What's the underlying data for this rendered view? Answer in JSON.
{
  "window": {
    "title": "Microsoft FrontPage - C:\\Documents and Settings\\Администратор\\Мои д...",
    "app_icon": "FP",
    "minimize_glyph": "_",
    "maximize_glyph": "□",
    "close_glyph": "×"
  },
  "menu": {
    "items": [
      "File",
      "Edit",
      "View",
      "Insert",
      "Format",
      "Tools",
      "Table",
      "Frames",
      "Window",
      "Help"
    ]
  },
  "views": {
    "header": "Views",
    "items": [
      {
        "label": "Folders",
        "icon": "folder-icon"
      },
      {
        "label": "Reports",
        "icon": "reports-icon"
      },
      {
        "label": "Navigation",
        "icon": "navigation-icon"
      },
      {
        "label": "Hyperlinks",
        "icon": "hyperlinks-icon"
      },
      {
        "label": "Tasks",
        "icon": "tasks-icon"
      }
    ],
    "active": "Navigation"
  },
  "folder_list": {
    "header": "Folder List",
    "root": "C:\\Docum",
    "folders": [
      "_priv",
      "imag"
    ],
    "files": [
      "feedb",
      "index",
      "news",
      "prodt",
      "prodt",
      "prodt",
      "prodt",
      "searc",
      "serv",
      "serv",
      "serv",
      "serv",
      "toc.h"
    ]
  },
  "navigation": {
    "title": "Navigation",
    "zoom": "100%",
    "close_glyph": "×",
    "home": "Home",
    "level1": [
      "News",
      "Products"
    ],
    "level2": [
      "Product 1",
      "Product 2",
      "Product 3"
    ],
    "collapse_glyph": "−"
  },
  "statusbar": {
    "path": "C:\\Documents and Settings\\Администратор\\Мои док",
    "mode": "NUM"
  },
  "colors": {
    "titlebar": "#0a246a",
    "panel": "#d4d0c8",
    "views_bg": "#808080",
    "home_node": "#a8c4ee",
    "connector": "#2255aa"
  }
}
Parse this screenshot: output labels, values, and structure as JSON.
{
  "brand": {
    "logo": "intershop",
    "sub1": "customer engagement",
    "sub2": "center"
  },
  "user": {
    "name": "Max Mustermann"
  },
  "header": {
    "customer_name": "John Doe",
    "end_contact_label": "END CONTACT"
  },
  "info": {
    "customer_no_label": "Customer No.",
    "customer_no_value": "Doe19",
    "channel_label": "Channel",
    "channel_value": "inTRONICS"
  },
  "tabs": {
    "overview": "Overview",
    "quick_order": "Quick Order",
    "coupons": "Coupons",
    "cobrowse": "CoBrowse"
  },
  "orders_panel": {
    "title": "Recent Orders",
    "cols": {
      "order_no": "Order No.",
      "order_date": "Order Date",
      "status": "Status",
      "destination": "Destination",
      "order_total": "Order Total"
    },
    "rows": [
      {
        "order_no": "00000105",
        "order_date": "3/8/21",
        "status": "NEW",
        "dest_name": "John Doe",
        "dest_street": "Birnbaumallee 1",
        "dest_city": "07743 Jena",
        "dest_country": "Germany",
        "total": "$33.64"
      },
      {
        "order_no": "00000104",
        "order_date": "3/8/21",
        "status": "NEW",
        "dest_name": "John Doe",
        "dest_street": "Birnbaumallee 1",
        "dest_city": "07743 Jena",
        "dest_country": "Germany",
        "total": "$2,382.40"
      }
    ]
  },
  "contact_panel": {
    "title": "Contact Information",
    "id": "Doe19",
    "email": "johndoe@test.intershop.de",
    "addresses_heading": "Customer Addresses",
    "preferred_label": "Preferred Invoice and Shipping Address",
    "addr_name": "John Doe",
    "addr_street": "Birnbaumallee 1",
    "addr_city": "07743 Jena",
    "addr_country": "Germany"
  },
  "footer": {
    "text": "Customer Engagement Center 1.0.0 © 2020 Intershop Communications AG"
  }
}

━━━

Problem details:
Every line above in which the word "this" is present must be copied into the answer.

Solution:
What's the underlying data for this rendered view? Answer in JSON.
Parse this screenshot: output labels, values, and structure as JSON.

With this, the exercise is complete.